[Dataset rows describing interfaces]

########

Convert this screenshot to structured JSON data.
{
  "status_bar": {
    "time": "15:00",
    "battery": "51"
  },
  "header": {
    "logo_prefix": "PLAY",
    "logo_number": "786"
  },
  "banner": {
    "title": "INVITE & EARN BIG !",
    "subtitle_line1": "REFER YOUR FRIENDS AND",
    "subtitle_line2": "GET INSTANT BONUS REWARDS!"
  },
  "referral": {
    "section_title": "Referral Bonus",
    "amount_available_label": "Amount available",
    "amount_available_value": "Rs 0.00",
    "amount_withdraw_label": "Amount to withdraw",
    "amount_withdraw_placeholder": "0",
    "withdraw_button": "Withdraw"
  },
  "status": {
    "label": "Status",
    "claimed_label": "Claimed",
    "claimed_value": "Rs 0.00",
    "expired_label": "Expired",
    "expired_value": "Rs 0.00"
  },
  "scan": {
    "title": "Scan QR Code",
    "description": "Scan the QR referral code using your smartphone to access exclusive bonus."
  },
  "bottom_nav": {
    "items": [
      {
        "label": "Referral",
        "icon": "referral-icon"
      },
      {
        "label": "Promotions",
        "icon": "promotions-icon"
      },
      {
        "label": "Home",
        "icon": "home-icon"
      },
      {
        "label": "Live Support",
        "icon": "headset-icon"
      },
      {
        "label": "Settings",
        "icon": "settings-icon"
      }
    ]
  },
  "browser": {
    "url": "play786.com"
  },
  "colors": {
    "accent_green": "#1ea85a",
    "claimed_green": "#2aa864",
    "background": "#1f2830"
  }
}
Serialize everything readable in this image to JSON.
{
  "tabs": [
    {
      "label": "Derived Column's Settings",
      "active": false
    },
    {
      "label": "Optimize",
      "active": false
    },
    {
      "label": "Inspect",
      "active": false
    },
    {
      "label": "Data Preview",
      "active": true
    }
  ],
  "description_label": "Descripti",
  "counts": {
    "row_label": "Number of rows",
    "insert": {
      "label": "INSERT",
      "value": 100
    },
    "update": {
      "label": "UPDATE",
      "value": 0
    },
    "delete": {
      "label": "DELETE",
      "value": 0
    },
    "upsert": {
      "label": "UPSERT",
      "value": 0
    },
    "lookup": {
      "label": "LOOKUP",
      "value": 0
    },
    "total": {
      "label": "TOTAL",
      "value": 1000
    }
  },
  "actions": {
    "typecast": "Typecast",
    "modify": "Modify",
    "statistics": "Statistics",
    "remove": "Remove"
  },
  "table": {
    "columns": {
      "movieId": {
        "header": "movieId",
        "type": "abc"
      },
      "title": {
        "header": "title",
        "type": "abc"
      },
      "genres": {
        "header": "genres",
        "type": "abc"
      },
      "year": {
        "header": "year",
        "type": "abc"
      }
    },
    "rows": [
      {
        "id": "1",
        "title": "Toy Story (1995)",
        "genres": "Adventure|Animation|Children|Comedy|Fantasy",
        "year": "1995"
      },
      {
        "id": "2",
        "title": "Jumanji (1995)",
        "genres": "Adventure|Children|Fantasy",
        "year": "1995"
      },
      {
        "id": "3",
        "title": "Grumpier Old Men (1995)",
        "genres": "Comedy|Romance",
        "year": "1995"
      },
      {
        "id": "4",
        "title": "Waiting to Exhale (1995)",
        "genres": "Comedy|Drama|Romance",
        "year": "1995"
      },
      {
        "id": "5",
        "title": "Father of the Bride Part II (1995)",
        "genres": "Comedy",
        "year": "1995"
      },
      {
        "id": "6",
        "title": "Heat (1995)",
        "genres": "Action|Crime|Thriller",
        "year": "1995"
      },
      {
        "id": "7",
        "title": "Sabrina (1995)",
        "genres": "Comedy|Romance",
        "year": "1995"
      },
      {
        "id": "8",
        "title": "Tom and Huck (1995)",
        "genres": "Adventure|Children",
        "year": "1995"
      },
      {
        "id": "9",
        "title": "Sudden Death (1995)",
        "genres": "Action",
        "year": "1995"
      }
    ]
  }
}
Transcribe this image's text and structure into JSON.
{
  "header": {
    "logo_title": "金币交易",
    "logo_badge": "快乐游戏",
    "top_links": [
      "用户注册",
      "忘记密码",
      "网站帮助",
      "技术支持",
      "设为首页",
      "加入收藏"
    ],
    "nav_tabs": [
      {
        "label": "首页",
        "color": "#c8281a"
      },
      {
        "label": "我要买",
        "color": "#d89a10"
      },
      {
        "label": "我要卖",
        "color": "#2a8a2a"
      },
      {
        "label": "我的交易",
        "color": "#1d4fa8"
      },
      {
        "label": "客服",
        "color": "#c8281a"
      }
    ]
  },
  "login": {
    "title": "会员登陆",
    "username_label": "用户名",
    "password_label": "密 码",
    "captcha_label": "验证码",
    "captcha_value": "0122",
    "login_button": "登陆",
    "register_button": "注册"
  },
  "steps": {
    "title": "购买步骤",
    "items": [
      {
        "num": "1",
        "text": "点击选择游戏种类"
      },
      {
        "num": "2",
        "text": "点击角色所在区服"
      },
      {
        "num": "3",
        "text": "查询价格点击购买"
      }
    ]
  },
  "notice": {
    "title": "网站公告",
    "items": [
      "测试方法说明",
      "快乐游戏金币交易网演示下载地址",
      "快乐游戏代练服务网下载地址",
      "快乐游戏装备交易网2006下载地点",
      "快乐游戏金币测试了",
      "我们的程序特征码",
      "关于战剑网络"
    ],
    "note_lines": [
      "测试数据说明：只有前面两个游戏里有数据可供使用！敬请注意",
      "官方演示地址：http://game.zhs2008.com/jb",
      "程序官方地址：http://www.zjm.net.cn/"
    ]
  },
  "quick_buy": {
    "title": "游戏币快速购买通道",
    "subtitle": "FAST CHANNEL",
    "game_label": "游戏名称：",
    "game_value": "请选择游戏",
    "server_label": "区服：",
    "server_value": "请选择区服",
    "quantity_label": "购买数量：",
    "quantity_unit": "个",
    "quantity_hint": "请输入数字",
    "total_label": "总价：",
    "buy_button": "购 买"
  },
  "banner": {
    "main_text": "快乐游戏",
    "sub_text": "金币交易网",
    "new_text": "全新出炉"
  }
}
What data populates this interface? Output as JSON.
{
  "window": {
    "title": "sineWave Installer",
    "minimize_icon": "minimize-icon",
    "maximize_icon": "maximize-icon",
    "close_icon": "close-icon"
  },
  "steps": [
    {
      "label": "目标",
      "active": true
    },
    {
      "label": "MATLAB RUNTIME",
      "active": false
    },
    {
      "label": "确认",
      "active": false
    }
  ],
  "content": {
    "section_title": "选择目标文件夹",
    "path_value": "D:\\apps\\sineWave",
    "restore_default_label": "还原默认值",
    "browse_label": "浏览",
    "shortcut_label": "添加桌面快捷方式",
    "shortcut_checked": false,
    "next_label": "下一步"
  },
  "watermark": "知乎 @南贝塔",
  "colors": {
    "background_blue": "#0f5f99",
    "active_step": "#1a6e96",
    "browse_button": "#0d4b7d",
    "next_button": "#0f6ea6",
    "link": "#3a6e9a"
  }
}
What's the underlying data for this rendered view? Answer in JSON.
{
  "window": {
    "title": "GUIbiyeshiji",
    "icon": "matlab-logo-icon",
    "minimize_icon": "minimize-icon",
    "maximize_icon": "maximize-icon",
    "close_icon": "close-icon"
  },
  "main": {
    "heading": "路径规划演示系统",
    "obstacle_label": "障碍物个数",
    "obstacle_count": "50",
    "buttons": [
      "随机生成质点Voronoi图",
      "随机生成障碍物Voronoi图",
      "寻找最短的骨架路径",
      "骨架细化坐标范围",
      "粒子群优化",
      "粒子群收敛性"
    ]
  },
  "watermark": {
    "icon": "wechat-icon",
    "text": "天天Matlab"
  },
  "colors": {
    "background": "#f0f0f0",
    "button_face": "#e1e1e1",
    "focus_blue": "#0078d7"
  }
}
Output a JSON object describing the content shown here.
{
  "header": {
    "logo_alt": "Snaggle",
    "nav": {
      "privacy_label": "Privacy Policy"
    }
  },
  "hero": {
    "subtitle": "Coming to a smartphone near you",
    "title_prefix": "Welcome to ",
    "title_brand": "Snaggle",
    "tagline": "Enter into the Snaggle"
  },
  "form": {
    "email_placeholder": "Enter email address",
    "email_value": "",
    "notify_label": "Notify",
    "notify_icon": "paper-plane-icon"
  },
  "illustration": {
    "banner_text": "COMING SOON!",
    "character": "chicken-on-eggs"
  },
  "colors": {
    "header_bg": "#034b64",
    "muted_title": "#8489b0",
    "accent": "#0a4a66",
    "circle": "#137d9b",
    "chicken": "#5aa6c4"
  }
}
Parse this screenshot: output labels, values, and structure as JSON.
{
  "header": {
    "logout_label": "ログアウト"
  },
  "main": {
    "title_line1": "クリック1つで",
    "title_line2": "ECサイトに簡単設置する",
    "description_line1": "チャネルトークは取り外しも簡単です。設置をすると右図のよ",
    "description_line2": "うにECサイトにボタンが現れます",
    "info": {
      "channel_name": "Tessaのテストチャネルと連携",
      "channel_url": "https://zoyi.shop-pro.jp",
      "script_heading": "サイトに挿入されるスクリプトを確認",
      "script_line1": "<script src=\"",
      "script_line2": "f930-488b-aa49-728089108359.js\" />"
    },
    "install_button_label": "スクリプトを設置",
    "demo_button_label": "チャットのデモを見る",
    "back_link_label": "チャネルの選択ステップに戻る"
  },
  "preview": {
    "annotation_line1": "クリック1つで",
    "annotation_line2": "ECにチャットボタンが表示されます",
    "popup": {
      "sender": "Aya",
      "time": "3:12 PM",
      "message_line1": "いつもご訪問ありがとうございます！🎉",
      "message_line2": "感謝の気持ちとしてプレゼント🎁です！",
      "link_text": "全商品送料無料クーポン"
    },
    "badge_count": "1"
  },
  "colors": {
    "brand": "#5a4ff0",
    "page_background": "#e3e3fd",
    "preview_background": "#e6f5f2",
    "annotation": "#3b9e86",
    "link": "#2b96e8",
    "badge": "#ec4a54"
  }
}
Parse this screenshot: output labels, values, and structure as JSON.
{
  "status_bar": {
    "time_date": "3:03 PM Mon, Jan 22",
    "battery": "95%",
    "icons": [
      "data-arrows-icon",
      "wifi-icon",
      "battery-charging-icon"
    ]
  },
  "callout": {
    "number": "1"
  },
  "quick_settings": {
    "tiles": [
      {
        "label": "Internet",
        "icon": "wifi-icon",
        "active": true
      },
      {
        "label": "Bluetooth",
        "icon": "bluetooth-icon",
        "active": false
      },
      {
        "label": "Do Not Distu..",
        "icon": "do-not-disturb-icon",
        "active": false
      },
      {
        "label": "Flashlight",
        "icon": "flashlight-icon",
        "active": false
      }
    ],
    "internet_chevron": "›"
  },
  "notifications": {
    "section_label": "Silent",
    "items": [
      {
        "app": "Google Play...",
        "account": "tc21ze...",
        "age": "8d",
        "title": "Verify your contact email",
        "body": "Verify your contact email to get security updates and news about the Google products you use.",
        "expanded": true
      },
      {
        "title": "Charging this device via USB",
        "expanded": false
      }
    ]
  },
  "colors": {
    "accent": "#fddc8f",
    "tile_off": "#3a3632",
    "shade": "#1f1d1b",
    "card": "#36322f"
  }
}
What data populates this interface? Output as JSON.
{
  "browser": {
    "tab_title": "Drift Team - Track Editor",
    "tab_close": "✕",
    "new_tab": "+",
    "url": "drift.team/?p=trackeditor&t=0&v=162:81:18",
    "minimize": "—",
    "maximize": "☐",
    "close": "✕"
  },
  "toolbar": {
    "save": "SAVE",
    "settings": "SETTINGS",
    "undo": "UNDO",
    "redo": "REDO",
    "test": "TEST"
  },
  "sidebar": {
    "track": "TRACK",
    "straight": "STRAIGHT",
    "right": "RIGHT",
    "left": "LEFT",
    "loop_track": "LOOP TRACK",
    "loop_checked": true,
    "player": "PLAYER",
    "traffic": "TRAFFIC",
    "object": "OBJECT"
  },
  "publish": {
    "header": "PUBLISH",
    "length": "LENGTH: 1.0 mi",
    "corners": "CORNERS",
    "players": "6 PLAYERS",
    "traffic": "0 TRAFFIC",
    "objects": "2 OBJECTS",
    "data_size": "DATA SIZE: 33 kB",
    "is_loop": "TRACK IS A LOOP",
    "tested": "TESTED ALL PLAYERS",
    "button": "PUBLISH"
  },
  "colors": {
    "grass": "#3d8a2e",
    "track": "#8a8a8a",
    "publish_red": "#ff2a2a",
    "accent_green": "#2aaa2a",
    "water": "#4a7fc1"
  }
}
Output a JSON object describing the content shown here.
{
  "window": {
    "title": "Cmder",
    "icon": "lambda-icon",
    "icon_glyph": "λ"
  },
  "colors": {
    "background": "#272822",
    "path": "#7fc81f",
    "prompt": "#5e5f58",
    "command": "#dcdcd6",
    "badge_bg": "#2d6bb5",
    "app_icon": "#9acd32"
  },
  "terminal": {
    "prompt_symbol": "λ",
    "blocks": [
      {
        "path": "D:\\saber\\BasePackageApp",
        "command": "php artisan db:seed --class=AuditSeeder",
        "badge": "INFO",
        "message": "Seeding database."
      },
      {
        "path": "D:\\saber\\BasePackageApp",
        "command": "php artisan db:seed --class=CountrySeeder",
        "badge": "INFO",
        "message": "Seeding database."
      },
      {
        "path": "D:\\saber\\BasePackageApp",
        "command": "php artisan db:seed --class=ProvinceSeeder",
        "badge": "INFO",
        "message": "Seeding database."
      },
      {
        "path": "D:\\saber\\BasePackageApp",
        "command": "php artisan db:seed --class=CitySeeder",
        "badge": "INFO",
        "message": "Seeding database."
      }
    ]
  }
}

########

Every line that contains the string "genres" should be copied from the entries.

      "genres": {
        "header": "genres",
        "genres": "Adventure|Animation|Children|Comedy|Fantasy",
        "genres": "Adventure|Children|Fantasy",
        "genres": "Comedy|Romance",
        "genres": "Comedy|Drama|Romance",
        "genres": "Comedy",
        "genres": "Action|Crime|Thriller",
        "genres": "Comedy|Romance",
        "genres": "Adventure|Children",
        "genres": "Action",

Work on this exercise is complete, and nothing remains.